Submitted to: Sexual Plant Reproduction
Publication Type: Peer Reviewed Journal
Publication Acceptance Date: 8/21/2010
Publication Date: 9/10/2010
Citation: Miernyk, J.A., Pret'Ova, A., Olmedilla, A., Obert, B., Hajduch, M. 2010. Using proteomics to study sexual reproduction in angiosperms. Sexual Plant Reproduction. 24:9-22. Interpretive Summary: The use of a specialized chemical method to study components of plants is described. Specifically, the use of this method to study sexual reproduction in seed plants is described in detail. In many instances, results from use of this method have been over or poorly interpreted. These errors are described, along with suggestions about how to avoid making them in future studies. Each stage of sexual reproduction is considered individually, although the emphasis is on studies of seed development or germination. A detailed prospectus is included describing research areas that need more attention in the future. This information will be useful to scientists in their efforts to improve agricultural crop production through both classical breeding and application of biotechnology strategies.

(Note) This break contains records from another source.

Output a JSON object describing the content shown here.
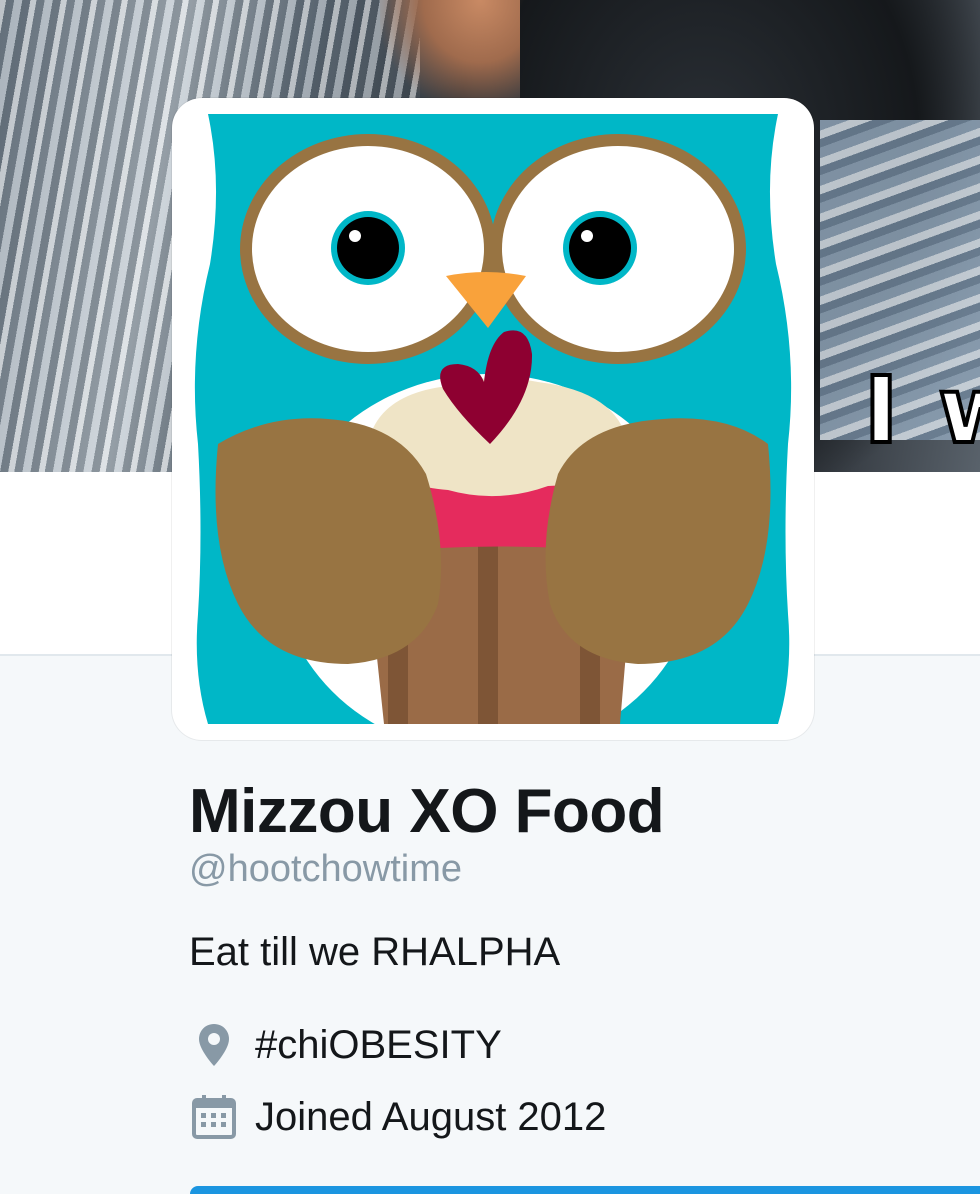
{
  "banner": {
    "overlay_text": "I w"
  },
  "profile": {
    "name": "Mizzou XO Food",
    "handle": "@hootchowtime",
    "bio": "Eat till we RHALPHA",
    "location": "#chiOBESITY",
    "joined": "Joined August 2012"
  },
  "icons": {
    "location": "location-pin-icon",
    "joined": "calendar-icon"
  },
  "colors": {
    "text_primary": "#14171a",
    "text_secondary": "#8899a6",
    "icon_gray": "#8899a6",
    "page_bg": "#f5f8fa",
    "accent": "#1b95e0",
    "owl_teal": "#00b7c7",
    "owl_brown": "#987442",
    "cupcake_pink": "#e52b5d",
    "heart_maroon": "#8e0031"
  }
}
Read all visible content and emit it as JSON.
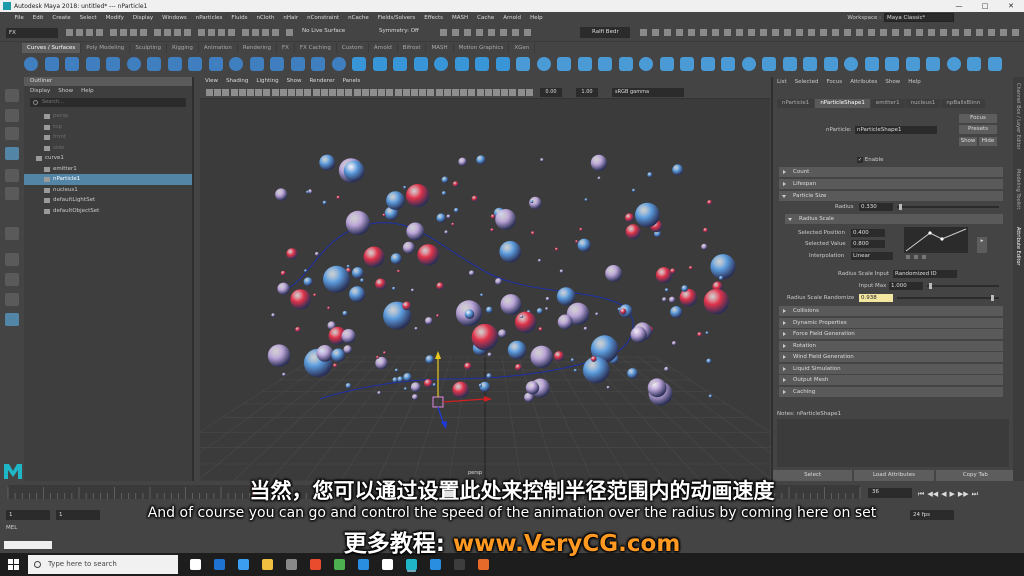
{
  "title_bar": {
    "title": "Autodesk Maya 2018: untitled*  ---  nParticle1"
  },
  "menu": [
    "File",
    "Edit",
    "Create",
    "Select",
    "Modify",
    "Display",
    "Windows",
    "nParticles",
    "Fluids",
    "nCloth",
    "nHair",
    "nConstraint",
    "nCache",
    "Fields/Solvers",
    "Effects",
    "MASH",
    "Cache",
    "Arnold",
    "Help"
  ],
  "workspace": {
    "label": "Workspace :",
    "value": "Maya Classic*"
  },
  "status_line": {
    "mode": "FX",
    "live_surface": "No Live Surface",
    "symmetry": "Symmetry: Off",
    "user": "Ralfi Bedr"
  },
  "shelf_tabs": [
    "Curves / Surfaces",
    "Poly Modeling",
    "Sculpting",
    "Rigging",
    "Animation",
    "Rendering",
    "FX",
    "FX Caching",
    "Custom",
    "Arnold",
    "Bifrost",
    "MASH",
    "Motion Graphics",
    "XGen"
  ],
  "shelf_active": "Curves / Surfaces",
  "outliner": {
    "title": "Outliner",
    "menus": [
      "Display",
      "Show",
      "Help"
    ],
    "search_placeholder": "Search...",
    "items": [
      {
        "label": "persp",
        "state": "dim"
      },
      {
        "label": "top",
        "state": "dim"
      },
      {
        "label": "front",
        "state": "dim"
      },
      {
        "label": "side",
        "state": "dim"
      },
      {
        "label": "curve1",
        "state": "normal"
      },
      {
        "label": "emitter1",
        "state": "normal"
      },
      {
        "label": "nParticle1",
        "state": "selected"
      },
      {
        "label": "nucleus1",
        "state": "normal"
      },
      {
        "label": "defaultLightSet",
        "state": "normal"
      },
      {
        "label": "defaultObjectSet",
        "state": "normal"
      }
    ]
  },
  "viewport": {
    "menus": [
      "View",
      "Shading",
      "Lighting",
      "Show",
      "Renderer",
      "Panels"
    ],
    "field_a": "0.00",
    "field_b": "1.00",
    "color_space": "sRGB gamma",
    "camera_label": "persp"
  },
  "attribute_editor": {
    "menus": [
      "List",
      "Selected",
      "Focus",
      "Attributes",
      "Show",
      "Help"
    ],
    "tabs": [
      "nParticle1",
      "nParticleShape1",
      "emitter1",
      "nucleus1",
      "npBallsBlinn"
    ],
    "active_tab": "nParticleShape1",
    "node_label": "nParticle:",
    "node_value": "nParticleShape1",
    "focus_btn": "Focus",
    "presets_btn": "Presets",
    "show_btn": "Show",
    "hide_btn": "Hide",
    "enable_label": "Enable",
    "sections_top": [
      "Count",
      "Lifespan"
    ],
    "particle_size": "Particle Size",
    "radius_label": "Radius",
    "radius_value": "0.330",
    "radius_scale": "Radius Scale",
    "selected_position_label": "Selected Position",
    "selected_position": "0.400",
    "selected_value_label": "Selected Value",
    "selected_value": "0.800",
    "interpolation_label": "Interpolation",
    "interpolation": "Linear",
    "radius_scale_input_label": "Radius Scale Input",
    "radius_scale_input": "Randomized ID",
    "input_max_label": "Input Max",
    "input_max": "1.000",
    "randomize_label": "Radius Scale Randomize",
    "randomize_value": "0.938",
    "randomize_level": 0.938,
    "sections_bottom": [
      "Collisions",
      "Dynamic Properties",
      "Force Field Generation",
      "Rotation",
      "Wind Field Generation",
      "Liquid Simulation",
      "Output Mesh",
      "Caching"
    ],
    "notes_label": "Notes:  nParticleShape1",
    "bottom_buttons": [
      "Select",
      "Load Attributes",
      "Copy Tab"
    ]
  },
  "side_tabs": [
    "Channel Box / Layer Editor",
    "Modeling Toolkit",
    "Attribute Editor"
  ],
  "time": {
    "range_start": "1",
    "range_inner": "1",
    "current_frame": "36",
    "fps": "24 fps"
  },
  "mel_label": "MEL",
  "taskbar": {
    "search_placeholder": "Type here to search"
  },
  "subtitles": {
    "chinese": "当然，您可以通过设置此处来控制半径范围内的动画速度",
    "english": "And of course you can go and control the speed of the animation over the radius by coming here on set",
    "promo_prefix": "更多教程: ",
    "promo_url": "www.VeryCG.com"
  },
  "colors": {
    "particle_blue": "#5b9bdc",
    "particle_red": "#e0334a",
    "particle_lilac": "#b9a3d6",
    "selection": "#5285a6"
  }
}
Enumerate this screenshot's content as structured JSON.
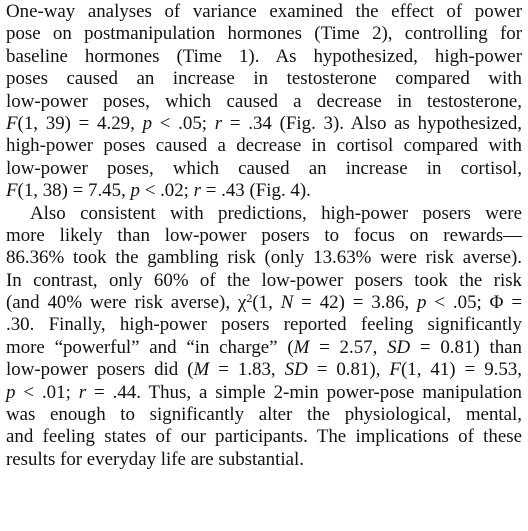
{
  "paper": {
    "paragraph_1": {
      "lines": [
        [
          {
            "t": "One-way analyses of variance examined the effect of power",
            "i": false
          }
        ],
        [
          {
            "t": "pose on postmanipulation hormones (Time 2), controlling for",
            "i": false
          }
        ],
        [
          {
            "t": "baseline hormones (Time 1). As hypothesized, high-power",
            "i": false
          }
        ],
        [
          {
            "t": "poses caused an increase in testosterone compared with",
            "i": false
          }
        ],
        [
          {
            "t": "low-power poses, which caused a decrease in testosterone,",
            "i": false
          }
        ],
        [
          {
            "t": "F",
            "i": true
          },
          {
            "t": "(1, 39) = 4.29, ",
            "i": false
          },
          {
            "t": "p",
            "i": true
          },
          {
            "t": " < .05; ",
            "i": false
          },
          {
            "t": "r",
            "i": true
          },
          {
            "t": " = .34 (Fig. 3). Also as hypothesized,",
            "i": false
          }
        ],
        [
          {
            "t": "high-power poses caused a decrease in cortisol compared with",
            "i": false
          }
        ],
        [
          {
            "t": "low-power poses, which caused an increase in cortisol,",
            "i": false
          }
        ],
        [
          {
            "t": "F",
            "i": true
          },
          {
            "t": "(1, 38) = 7.45, ",
            "i": false
          },
          {
            "t": "p",
            "i": true
          },
          {
            "t": " < .02; ",
            "i": false
          },
          {
            "t": "r",
            "i": true
          },
          {
            "t": " = .43 (Fig. 4).",
            "i": false
          }
        ]
      ]
    },
    "paragraph_2": {
      "lines": [
        [
          {
            "t": "Also consistent with predictions, high-power posers were",
            "i": false
          }
        ],
        [
          {
            "t": "more likely than low-power posers to focus on rewards—",
            "i": false
          }
        ],
        [
          {
            "t": "86.36% took the gambling risk (only 13.63% were risk averse).",
            "i": false
          }
        ],
        [
          {
            "t": "In contrast, only 60% of the low-power posers took the risk",
            "i": false
          }
        ],
        [
          {
            "t": "(and 40% were risk averse), χ",
            "i": false
          },
          {
            "t": "2",
            "i": false,
            "sup": true
          },
          {
            "t": "(1, ",
            "i": false
          },
          {
            "t": "N",
            "i": true
          },
          {
            "t": " = 42) = 3.86, ",
            "i": false
          },
          {
            "t": "p",
            "i": true
          },
          {
            "t": " < .05; Φ =",
            "i": false
          }
        ],
        [
          {
            "t": ".30. Finally, high-power posers reported feeling significantly",
            "i": false
          }
        ],
        [
          {
            "t": "more “powerful” and “in charge” (",
            "i": false
          },
          {
            "t": "M",
            "i": true
          },
          {
            "t": " = 2.57, ",
            "i": false
          },
          {
            "t": "SD",
            "i": true
          },
          {
            "t": " = 0.81) than",
            "i": false
          }
        ],
        [
          {
            "t": "low-power posers did (",
            "i": false
          },
          {
            "t": "M",
            "i": true
          },
          {
            "t": " = 1.83, ",
            "i": false
          },
          {
            "t": "SD",
            "i": true
          },
          {
            "t": " = 0.81), ",
            "i": false
          },
          {
            "t": "F",
            "i": true
          },
          {
            "t": "(1, 41) = 9.53,",
            "i": false
          }
        ],
        [
          {
            "t": "p",
            "i": true
          },
          {
            "t": " < .01; ",
            "i": false
          },
          {
            "t": "r",
            "i": true
          },
          {
            "t": " = .44. Thus, a simple 2-min power-pose manipulation",
            "i": false
          }
        ],
        [
          {
            "t": "was enough to significantly alter the physiological, mental,",
            "i": false
          }
        ],
        [
          {
            "t": "and feeling states of our participants. The implications of these",
            "i": false
          }
        ],
        [
          {
            "t": "results for everyday life are substantial.",
            "i": false
          }
        ]
      ]
    }
  }
}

Technical Abstract: While a relative latecomer to the post-genomics era of functional biology, the application of mass spectrometry-based proteomic analysis has increased exponentially over the past 10 years. Some of this increase is the result of transition of chemists physicists, and mathematicians to the study of biology, and some is due to improved methods, increased instrument sensitivity, and better techniques of bioinformatics-based data analysis. Proteomic analyses have transcended their initial purely descriptive applications and are now being employed extensively in studies of post-translational protein modifications, protein interactions, and study of metabolic networks. Herein we review the results from application of proteomics-based research approaches to study angiosperm reproduction, from flowers to seeds, and speculate on future directions. Additionally,apomixis is mentioned briefly as an aspect of plant reproduction that remains poorly understood.